Norway targets influencers who use beauty filters with disclaimer law
Oslo, Norway - Norway is making influencers and other advertisers inform users when they have digitally altered the appearance of someone in an ad, in an effort to limit the negative body image promoted on Instagram and other social media platforms.
A change in the law coming into force in July stipulates that digitally manipulated appearances in paid advertisements must be marked with a special kind of notice.
This includes any changes to body shape, size and skin, for example changes in facial shape, broader shoulders and narrower hips – some of the most common manipulations offered by beauty filters and apps designed to beautify selfies.

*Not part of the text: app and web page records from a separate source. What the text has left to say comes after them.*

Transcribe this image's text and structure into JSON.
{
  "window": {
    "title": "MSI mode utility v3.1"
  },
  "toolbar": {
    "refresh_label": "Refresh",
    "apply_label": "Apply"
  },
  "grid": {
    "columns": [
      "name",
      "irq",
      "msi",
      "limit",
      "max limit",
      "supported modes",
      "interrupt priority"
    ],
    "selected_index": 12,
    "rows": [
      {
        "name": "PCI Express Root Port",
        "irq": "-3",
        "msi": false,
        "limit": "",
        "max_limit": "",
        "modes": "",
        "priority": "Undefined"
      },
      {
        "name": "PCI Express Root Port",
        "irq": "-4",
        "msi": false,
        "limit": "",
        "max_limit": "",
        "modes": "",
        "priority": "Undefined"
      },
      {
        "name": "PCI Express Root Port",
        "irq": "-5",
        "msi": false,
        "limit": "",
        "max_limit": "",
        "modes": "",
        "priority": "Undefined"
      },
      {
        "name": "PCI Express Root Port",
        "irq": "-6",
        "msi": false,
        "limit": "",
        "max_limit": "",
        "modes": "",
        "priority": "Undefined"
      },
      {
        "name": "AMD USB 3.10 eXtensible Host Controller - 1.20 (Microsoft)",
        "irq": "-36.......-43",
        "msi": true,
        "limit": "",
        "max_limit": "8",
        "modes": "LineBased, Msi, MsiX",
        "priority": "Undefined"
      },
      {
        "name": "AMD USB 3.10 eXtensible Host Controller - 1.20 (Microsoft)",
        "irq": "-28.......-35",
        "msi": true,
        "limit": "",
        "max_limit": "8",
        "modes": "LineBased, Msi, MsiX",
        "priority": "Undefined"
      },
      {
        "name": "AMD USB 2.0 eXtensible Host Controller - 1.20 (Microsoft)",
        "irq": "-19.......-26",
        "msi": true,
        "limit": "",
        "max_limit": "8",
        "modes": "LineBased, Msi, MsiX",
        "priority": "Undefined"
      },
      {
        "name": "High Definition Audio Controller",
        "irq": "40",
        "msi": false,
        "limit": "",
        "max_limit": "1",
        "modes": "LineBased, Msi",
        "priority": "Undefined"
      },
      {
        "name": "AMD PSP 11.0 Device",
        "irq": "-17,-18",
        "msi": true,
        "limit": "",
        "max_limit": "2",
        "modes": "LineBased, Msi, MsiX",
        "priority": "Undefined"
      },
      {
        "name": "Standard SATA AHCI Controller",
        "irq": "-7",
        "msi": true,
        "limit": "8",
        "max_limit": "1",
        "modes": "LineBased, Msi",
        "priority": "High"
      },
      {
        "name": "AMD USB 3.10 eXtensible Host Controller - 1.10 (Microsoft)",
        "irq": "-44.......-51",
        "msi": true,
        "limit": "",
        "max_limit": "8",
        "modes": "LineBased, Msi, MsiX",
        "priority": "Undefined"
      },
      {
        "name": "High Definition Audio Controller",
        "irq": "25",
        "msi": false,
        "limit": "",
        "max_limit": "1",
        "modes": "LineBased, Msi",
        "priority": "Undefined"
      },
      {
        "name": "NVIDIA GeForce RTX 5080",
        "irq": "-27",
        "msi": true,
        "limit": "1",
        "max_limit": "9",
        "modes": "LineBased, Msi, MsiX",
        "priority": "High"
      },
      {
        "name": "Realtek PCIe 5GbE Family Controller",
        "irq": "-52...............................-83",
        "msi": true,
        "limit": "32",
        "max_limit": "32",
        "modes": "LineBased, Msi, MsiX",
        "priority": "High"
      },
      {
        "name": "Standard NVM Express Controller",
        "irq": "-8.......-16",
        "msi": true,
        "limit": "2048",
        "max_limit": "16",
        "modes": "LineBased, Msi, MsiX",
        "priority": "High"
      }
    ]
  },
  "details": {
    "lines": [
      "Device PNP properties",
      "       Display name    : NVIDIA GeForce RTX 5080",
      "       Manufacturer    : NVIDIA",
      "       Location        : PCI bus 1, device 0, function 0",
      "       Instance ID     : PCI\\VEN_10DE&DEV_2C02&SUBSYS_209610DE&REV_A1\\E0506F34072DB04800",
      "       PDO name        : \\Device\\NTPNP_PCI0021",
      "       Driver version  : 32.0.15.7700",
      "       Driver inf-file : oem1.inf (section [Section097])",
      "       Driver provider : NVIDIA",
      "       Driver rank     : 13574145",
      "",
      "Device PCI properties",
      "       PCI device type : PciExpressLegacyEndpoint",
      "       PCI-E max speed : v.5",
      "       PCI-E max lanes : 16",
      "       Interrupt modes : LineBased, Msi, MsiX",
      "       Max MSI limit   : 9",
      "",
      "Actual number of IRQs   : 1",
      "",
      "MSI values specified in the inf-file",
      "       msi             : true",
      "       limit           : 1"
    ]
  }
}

Pictures and videos of extremely thin people still show up on platforms such as TikTok, Instagram, and YouTube without warning, and often in an explicitly positive context.
Media experts have warned that unhealthy body images on social media can be particularly dangerous for younger teenagers, who are discovering their own bodies and are often dissatisfied with their looks.
Influencers who don't comply will be fined
Norway's measure is intended to help make consumers aware that the appearance of people in some ads can be at the very least misleading. Ultimately, the aim is to portray less idealized bodies and promote a more healthy body image.
"Finally we are getting a powerful measure against unhealthy body pressure that especially children and young people are exposed to," said the Norwegian Minister for Children and Family Affairs, Kjersti Toppe.
The labelling obligation applies to all traditional and social media. It explicitly targets influencers and other people who post advertisements online on the internet and in social media. Those who do not comply with it will face a fine.
The notice will need to take up about 7% of the image area and be placed clearly visible in the upper left corner of the advertisement. Both those who have created the advertisement and the advertisers who want to earn money with it can be held responsible.
Cover photo: IMAGO / Lobeca